It was almost dark, and we were close to road, when the guide spotted something in the undergrowth. “Tiger!” he said, and we all sat silent and breathless. The children had been well behaved throughout, but now showed amazing self-discipline as we sat waiting. Being a cynic, I was sceptical and suspected a bit of theatre. Then I heard a low growl, which was frankly scary. Suddenly there was a loud throaty cat cry, the noisy of smashing undergrowth and the thunder of stampeding bison. Twenty of these massive animals broke cover 10 yards from the vehicle, charging at us a full speed. It happened too quickly to be frightening, but I did expect the bus to be knocked over. They swerved, and regrouped behind the bus as the forest exploded into warning cries from monkeys and other potential tiger fodder. We sat and waited to see if the tiger would emerge for another crack at the bison, but it never appeared. So we did not actually see the tiger, but it was very close, we heard it and we saw its effect. This was very exciting. Professors Robinson and Poole showed a certain lack of breeding through a simultaneous and spontaneous vulgar expletive. Back at reception, the guide was extremely pleased. Word got round quickly, and on return to the lodge, the staff knew that we’d had an encounter with a tiger.
Of course the entire experience was a bit sanitised, but this is necessary for conservation in the twenty-first century. The tourist honeypot pays for the conservation work and it means that people do not pursue the wildlife in an ad hoc and destructive way. There are other parts of the national park that are far less accessible, where nature is more….natural.
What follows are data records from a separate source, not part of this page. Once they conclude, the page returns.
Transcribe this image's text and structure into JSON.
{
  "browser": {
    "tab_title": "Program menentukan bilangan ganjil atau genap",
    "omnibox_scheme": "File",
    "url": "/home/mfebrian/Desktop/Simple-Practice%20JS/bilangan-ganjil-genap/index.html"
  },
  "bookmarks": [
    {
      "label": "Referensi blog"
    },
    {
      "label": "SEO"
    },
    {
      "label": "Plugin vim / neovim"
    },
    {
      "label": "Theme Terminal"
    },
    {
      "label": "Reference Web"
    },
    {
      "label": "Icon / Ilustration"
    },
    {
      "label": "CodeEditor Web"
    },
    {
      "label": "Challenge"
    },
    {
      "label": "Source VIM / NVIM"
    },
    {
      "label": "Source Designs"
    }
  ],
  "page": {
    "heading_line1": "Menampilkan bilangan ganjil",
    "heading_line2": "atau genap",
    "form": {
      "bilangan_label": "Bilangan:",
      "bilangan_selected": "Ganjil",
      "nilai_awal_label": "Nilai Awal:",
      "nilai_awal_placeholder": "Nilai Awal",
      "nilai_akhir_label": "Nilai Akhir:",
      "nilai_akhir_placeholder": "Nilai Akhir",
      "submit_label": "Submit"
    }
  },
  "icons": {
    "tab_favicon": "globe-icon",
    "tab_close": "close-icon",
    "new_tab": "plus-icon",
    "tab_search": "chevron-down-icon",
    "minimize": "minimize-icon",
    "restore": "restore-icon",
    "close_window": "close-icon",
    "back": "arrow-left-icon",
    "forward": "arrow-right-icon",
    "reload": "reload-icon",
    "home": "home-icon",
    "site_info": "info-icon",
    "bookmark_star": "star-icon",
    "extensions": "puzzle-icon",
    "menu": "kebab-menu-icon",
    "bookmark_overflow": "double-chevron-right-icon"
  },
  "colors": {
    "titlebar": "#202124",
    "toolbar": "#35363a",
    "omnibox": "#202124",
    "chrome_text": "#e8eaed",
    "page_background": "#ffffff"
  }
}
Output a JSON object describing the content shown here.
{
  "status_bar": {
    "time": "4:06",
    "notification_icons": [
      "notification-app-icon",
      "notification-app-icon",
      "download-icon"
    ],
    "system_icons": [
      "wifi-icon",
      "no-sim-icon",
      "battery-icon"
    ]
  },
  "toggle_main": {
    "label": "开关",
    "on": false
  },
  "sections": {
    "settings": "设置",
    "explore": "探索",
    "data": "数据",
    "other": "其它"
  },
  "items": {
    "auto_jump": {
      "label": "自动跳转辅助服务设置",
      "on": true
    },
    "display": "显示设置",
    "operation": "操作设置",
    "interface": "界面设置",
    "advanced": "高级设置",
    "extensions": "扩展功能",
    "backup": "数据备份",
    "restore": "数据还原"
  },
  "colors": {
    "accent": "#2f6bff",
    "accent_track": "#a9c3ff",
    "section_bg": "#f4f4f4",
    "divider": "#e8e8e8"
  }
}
Next morning the sun was out. Anne chatted with a lawyer from the neighbouring lodge. We had heard a lot of shouting from there, and it turned out that there was a large and very poisonous snake in their compound. Anne declined the offer to go and see it, despite her love of animals. Tomorrow, back to work. This morning, on impulse, I recorded ‘Monkey’, a song by the band Low that I’ve always liked. I had never sung it before. Here it is.